“I have enough as it is, if I may only be allowed to know that it will not be capriciously withdrawn.” The archdeacon filled his glass unconsciously, and sipped his wine, while he thought what further he might say. Perhaps it might be better that he should say nothing further at the present moment. The major, however, was indiscreet, and pushed the question. “May I understand, sir, that your threat is withdrawn, and that my income is secure?”

“What, if you marry this girl?”

“Yes, sir; will my income be continued to me if I marry Miss Crawley?”

“No, it will not.” Then the father got up hastily, pushed the decanter back angrily from his hand, and without saying another word walked away into the drawing-room. That evening at the rectory was very gloomy. The archdeacon now and again said a word or two to his daughter, and his daughter answered him in monosyllables. The major sat apart moodily, and spoke to no one. Mrs. Grantly, understanding well what had passed, knew that nothing could be done at the present moment to restore family comfort; so she sat by the fire and knitted. Exactly at ten they all went to bed.

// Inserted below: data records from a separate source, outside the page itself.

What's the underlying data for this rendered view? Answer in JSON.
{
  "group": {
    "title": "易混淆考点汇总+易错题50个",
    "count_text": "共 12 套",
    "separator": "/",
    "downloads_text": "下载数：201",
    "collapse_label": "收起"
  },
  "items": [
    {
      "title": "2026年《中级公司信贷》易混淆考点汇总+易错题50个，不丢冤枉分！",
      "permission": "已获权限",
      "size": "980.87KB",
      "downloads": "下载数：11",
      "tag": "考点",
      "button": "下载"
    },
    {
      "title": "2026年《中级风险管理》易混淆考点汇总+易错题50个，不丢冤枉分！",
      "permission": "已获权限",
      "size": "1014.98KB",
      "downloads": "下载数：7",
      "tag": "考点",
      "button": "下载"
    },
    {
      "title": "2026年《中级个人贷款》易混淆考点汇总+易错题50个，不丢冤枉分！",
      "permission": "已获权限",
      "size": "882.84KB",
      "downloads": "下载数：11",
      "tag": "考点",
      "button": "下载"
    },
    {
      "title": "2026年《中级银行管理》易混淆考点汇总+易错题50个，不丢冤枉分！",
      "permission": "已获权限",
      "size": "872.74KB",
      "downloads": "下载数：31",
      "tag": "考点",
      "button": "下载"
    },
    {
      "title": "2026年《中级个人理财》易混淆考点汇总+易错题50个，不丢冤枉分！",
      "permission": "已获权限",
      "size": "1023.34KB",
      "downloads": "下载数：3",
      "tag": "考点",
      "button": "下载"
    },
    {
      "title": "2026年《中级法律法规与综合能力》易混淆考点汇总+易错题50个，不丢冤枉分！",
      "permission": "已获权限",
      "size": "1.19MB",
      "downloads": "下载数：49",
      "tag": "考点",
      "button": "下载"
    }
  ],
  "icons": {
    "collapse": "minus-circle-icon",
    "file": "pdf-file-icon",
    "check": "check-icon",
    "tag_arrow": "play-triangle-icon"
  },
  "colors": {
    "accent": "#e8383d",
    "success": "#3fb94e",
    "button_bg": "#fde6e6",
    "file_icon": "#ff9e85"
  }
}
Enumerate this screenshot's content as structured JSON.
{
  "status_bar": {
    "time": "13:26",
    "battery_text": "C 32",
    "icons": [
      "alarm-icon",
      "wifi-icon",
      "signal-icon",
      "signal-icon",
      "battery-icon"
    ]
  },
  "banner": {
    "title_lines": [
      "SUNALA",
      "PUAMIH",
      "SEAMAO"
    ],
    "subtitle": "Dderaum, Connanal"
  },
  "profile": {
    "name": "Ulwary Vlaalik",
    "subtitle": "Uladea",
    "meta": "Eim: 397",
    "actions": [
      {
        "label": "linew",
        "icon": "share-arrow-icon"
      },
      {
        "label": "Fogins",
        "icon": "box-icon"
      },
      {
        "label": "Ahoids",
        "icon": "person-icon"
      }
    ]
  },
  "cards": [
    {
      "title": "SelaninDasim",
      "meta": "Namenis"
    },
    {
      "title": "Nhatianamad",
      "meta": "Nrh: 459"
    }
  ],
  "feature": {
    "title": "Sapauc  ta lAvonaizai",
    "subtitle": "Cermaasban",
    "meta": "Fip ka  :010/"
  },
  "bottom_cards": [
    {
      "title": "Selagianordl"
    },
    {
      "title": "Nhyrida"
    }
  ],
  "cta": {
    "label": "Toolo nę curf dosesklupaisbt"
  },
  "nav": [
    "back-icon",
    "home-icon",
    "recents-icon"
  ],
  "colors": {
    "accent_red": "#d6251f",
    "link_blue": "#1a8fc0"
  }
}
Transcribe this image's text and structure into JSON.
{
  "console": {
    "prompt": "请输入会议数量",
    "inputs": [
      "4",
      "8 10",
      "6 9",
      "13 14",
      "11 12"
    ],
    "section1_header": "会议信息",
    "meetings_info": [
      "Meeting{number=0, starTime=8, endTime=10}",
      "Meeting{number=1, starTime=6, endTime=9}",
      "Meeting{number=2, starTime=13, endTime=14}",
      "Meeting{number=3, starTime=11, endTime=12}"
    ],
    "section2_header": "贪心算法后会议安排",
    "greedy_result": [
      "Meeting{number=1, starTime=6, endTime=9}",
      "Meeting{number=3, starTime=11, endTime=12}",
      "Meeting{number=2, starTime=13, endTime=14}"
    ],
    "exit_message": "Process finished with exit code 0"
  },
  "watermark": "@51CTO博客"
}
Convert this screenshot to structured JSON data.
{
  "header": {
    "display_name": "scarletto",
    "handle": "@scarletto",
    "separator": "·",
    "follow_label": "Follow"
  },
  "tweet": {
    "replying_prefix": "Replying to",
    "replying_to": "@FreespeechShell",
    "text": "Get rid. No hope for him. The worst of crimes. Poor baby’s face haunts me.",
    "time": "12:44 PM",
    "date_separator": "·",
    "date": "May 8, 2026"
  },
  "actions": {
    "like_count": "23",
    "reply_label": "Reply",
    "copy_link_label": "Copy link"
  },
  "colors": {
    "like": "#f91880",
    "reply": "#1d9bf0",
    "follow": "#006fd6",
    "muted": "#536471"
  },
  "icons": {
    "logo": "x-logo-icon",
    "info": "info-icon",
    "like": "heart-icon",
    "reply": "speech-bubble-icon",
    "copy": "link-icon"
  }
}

“Dear Henry,” said the mother to her son the next morning; “think much of yourself, and of your child, and of us, before you take any great step in life.”

“I will, mother,” said he. Then he went out and put on his wrapper, and got into his dog-cart, and drove himself off to Silverbridge. He had not spoken to his father since they were in the dining-room on the previous evening. When he started, the marchioness had not yet come downstairs; but at eleven she breakfasted, and at twelve she also was taken away. Poor Mrs. Grantly had not had much comfort from her children’s visits.